Nothing in the records may be dropped or altered when you repeat them.

:: Records provided

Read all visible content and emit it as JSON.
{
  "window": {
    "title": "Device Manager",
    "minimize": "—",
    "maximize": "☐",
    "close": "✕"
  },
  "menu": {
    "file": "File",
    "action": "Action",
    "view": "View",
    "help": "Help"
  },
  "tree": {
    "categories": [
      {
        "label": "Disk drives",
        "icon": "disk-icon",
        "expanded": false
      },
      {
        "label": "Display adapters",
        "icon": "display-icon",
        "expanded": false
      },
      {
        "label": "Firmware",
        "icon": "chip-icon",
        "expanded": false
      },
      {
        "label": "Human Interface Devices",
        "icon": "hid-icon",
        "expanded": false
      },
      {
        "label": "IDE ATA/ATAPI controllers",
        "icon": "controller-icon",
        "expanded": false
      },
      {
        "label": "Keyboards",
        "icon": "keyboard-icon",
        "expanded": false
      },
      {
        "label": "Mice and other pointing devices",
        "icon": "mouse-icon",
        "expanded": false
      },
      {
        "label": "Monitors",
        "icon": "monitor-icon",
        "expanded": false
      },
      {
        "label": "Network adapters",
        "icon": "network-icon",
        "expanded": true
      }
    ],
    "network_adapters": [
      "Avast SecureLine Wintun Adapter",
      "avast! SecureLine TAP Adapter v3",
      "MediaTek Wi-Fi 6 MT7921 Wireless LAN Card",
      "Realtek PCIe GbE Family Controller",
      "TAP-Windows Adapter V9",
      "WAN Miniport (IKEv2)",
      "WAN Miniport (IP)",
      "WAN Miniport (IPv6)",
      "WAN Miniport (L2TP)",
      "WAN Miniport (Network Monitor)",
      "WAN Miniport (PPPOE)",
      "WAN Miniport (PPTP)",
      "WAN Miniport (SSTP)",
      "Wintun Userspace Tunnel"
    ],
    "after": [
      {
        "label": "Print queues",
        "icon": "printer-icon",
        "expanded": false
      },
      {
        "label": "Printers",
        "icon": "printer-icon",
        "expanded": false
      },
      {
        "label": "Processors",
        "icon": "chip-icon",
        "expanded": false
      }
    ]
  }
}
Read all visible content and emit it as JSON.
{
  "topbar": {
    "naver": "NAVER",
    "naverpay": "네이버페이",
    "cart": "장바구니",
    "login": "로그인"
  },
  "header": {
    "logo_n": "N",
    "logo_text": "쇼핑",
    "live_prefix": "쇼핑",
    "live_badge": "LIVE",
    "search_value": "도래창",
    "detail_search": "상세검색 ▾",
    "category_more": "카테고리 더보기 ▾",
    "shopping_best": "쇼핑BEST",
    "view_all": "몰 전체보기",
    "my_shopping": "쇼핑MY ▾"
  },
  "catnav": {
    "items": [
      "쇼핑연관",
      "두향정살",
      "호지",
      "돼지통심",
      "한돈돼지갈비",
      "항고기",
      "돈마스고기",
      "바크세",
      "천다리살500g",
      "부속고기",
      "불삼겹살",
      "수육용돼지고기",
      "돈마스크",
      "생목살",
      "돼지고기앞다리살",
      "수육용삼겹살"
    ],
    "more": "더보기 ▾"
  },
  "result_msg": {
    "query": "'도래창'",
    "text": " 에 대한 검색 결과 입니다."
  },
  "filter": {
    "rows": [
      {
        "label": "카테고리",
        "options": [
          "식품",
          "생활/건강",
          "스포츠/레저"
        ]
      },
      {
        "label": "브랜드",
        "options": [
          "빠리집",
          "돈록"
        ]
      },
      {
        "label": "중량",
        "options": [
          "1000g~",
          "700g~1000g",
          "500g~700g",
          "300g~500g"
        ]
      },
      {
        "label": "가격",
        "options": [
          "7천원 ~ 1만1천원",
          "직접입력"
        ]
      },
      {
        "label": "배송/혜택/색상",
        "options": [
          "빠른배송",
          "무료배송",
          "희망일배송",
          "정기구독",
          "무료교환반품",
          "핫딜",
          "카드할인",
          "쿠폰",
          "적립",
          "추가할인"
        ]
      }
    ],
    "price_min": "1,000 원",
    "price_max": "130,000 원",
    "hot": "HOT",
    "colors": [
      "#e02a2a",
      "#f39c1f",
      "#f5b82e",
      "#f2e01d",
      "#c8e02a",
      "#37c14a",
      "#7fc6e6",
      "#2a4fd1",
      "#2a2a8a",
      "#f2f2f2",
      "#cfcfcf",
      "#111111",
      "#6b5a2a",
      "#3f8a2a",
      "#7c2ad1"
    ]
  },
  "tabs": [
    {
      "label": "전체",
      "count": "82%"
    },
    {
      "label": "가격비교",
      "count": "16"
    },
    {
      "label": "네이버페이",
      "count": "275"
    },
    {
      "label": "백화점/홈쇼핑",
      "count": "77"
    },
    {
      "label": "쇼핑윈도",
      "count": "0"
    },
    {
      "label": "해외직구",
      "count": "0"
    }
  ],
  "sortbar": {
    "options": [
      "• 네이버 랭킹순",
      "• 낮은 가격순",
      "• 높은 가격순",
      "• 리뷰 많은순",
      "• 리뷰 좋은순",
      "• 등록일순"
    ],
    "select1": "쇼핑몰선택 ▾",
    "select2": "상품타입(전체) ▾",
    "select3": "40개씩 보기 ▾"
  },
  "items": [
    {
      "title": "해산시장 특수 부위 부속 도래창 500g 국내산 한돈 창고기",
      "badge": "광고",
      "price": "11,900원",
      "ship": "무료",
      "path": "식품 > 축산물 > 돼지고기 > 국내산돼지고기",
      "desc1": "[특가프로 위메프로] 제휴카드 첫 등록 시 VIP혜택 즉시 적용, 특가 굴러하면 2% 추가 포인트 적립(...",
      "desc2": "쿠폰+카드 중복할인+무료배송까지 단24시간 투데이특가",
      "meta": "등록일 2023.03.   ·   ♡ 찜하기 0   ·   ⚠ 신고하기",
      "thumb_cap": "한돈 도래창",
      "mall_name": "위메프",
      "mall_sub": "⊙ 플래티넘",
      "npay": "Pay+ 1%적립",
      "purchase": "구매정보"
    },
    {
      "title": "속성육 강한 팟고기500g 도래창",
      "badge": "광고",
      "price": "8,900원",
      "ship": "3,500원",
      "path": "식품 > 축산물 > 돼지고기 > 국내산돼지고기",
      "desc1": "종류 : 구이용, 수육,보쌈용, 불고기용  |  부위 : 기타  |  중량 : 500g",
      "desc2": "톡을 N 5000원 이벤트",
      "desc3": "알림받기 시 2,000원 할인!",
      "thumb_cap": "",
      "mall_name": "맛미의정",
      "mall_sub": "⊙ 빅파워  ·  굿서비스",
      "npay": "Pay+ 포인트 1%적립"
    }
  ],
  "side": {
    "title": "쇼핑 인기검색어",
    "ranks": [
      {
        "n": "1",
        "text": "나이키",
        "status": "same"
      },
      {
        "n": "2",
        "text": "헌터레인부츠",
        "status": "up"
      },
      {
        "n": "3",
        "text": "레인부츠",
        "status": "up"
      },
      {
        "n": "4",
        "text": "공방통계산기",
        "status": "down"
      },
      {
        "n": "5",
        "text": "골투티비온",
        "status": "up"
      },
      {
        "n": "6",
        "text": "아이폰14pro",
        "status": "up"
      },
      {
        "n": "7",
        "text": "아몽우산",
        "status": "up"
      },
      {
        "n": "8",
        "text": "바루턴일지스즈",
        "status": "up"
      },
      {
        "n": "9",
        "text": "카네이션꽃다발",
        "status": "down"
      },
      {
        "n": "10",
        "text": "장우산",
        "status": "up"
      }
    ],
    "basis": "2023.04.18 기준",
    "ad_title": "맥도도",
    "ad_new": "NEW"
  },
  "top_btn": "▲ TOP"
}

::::

## Output for this task
Read all visible content and emit it as JSON.
{
  "window": {
    "title": "Device Manager",
    "minimize": "—",
    "maximize": "☐",
    "close": "✕"
  },
  "menu": {
    "file": "File",
    "action": "Action",
    "view": "View",
    "help": "Help"
  },
  "tree": {
    "categories": [
      {
        "label": "Disk drives",
        "icon": "disk-icon",
        "expanded": false
      },
      {
        "label": "Display adapters",
        "icon": "display-icon",
        "expanded": false
      },
      {
        "label": "Firmware",
        "icon": "chip-icon",
        "expanded": false
      },
      {
        "label": "Human Interface Devices",
        "icon": "hid-icon",
        "expanded": false
      },
      {
        "label": "IDE ATA/ATAPI controllers",
        "icon": "controller-icon",
        "expanded": false
      },
      {
        "label": "Keyboards",
        "icon": "keyboard-icon",
        "expanded": false
      },
      {
        "label": "Mice and other pointing devices",
        "icon": "mouse-icon",
        "expanded": false
      },
      {
        "label": "Monitors",
        "icon": "monitor-icon",
        "expanded": false
      },
      {
        "label": "Network adapters",
        "icon": "network-icon",
        "expanded": true
      }
    ],
    "network_adapters": [
      "Avast SecureLine Wintun Adapter",
      "avast! SecureLine TAP Adapter v3",
      "MediaTek Wi-Fi 6 MT7921 Wireless LAN Card",
      "Realtek PCIe GbE Family Controller",
      "TAP-Windows Adapter V9",
      "WAN Miniport (IKEv2)",
      "WAN Miniport (IP)",
      "WAN Miniport (IPv6)",
      "WAN Miniport (L2TP)",
      "WAN Miniport (Network Monitor)",
      "WAN Miniport (PPPOE)",
      "WAN Miniport (PPTP)",
      "WAN Miniport (SSTP)",
      "Wintun Userspace Tunnel"
    ],
    "after": [
      {
        "label": "Print queues",
        "icon": "printer-icon",
        "expanded": false
      },
      {
        "label": "Printers",
        "icon": "printer-icon",
        "expanded": false
      },
      {
        "label": "Processors",
        "icon": "chip-icon",
        "expanded": false
      }
    ]
  }
}
Read all visible content and emit it as JSON.
{
  "topbar": {
    "naver": "NAVER",
    "naverpay": "네이버페이",
    "cart": "장바구니",
    "login": "로그인"
  },
  "header": {
    "logo_n": "N",
    "logo_text": "쇼핑",
    "live_prefix": "쇼핑",
    "live_badge": "LIVE",
    "search_value": "도래창",
    "detail_search": "상세검색 ▾",
    "category_more": "카테고리 더보기 ▾",
    "shopping_best": "쇼핑BEST",
    "view_all": "몰 전체보기",
    "my_shopping": "쇼핑MY ▾"
  },
  "catnav": {
    "items": [
      "쇼핑연관",
      "두향정살",
      "호지",
      "돼지통심",
      "한돈돼지갈비",
      "항고기",
      "돈마스고기",
      "바크세",
      "천다리살500g",
      "부속고기",
      "불삼겹살",
      "수육용돼지고기",
      "돈마스크",
      "생목살",
      "돼지고기앞다리살",
      "수육용삼겹살"
    ],
    "more": "더보기 ▾"
  },
  "result_msg": {
    "query": "'도래창'",
    "text": " 에 대한 검색 결과 입니다."
  },
  "filter": {
    "rows": [
      {
        "label": "카테고리",
        "options": [
          "식품",
          "생활/건강",
          "스포츠/레저"
        ]
      },
      {
        "label": "브랜드",
        "options": [
          "빠리집",
          "돈록"
        ]
      },
      {
        "label": "중량",
        "options": [
          "1000g~",
          "700g~1000g",
          "500g~700g",
          "300g~500g"
        ]
      },
      {
        "label": "가격",
        "options": [
          "7천원 ~ 1만1천원",
          "직접입력"
        ]
      },
      {
        "label": "배송/혜택/색상",
        "options": [
          "빠른배송",
          "무료배송",
          "희망일배송",
          "정기구독",
          "무료교환반품",
          "핫딜",
          "카드할인",
          "쿠폰",
          "적립",
          "추가할인"
        ]
      }
    ],
    "price_min": "1,000 원",
    "price_max": "130,000 원",
    "hot": "HOT",
    "colors": [
      "#e02a2a",
      "#f39c1f",
      "#f5b82e",
      "#f2e01d",
      "#c8e02a",
      "#37c14a",
      "#7fc6e6",
      "#2a4fd1",
      "#2a2a8a",
      "#f2f2f2",
      "#cfcfcf",
      "#111111",
      "#6b5a2a",
      "#3f8a2a",
      "#7c2ad1"
    ]
  },
  "tabs": [
    {
      "label": "전체",
      "count": "82%"
    },
    {
      "label": "가격비교",
      "count": "16"
    },
    {
      "label": "네이버페이",
      "count": "275"
    },
    {
      "label": "백화점/홈쇼핑",
      "count": "77"
    },
    {
      "label": "쇼핑윈도",
      "count": "0"
    },
    {
      "label": "해외직구",
      "count": "0"
    }
  ],
  "sortbar": {
    "options": [
      "• 네이버 랭킹순",
      "• 낮은 가격순",
      "• 높은 가격순",
      "• 리뷰 많은순",
      "• 리뷰 좋은순",
      "• 등록일순"
    ],
    "select1": "쇼핑몰선택 ▾",
    "select2": "상품타입(전체) ▾",
    "select3": "40개씩 보기 ▾"
  },
  "items": [
    {
      "title": "해산시장 특수 부위 부속 도래창 500g 국내산 한돈 창고기",
      "badge": "광고",
      "price": "11,900원",
      "ship": "무료",
      "path": "식품 > 축산물 > 돼지고기 > 국내산돼지고기",
      "desc1": "[특가프로 위메프로] 제휴카드 첫 등록 시 VIP혜택 즉시 적용, 특가 굴러하면 2% 추가 포인트 적립(...",
      "desc2": "쿠폰+카드 중복할인+무료배송까지 단24시간 투데이특가",
      "meta": "등록일 2023.03.   ·   ♡ 찜하기 0   ·   ⚠ 신고하기",
      "thumb_cap": "한돈 도래창",
      "mall_name": "위메프",
      "mall_sub": "⊙ 플래티넘",
      "npay": "Pay+ 1%적립",
      "purchase": "구매정보"
    },
    {
      "title": "속성육 강한 팟고기500g 도래창",
      "badge": "광고",
      "price": "8,900원",
      "ship": "3,500원",
      "path": "식품 > 축산물 > 돼지고기 > 국내산돼지고기",
      "desc1": "종류 : 구이용, 수육,보쌈용, 불고기용  |  부위 : 기타  |  중량 : 500g",
      "desc2": "톡을 N 5000원 이벤트",
      "desc3": "알림받기 시 2,000원 할인!",
      "thumb_cap": "",
      "mall_name": "맛미의정",
      "mall_sub": "⊙ 빅파워  ·  굿서비스",
      "npay": "Pay+ 포인트 1%적립"
    }
  ],
  "side": {
    "title": "쇼핑 인기검색어",
    "ranks": [
      {
        "n": "1",
        "text": "나이키",
        "status": "same"
      },
      {
        "n": "2",
        "text": "헌터레인부츠",
        "status": "up"
      },
      {
        "n": "3",
        "text": "레인부츠",
        "status": "up"
      },
      {
        "n": "4",
        "text": "공방통계산기",
        "status": "down"
      },
      {
        "n": "5",
        "text": "골투티비온",
        "status": "up"
      },
      {
        "n": "6",
        "text": "아이폰14pro",
        "status": "up"
      },
      {
        "n": "7",
        "text": "아몽우산",
        "status": "up"
      },
      {
        "n": "8",
        "text": "바루턴일지스즈",
        "status": "up"
      },
      {
        "n": "9",
        "text": "카네이션꽃다발",
        "status": "down"
      },
      {
        "n": "10",
        "text": "장우산",
        "status": "up"
      }
    ],
    "basis": "2023.04.18 기준",
    "ad_title": "맥도도",
    "ad_new": "NEW"
  },
  "top_btn": "▲ TOP"
}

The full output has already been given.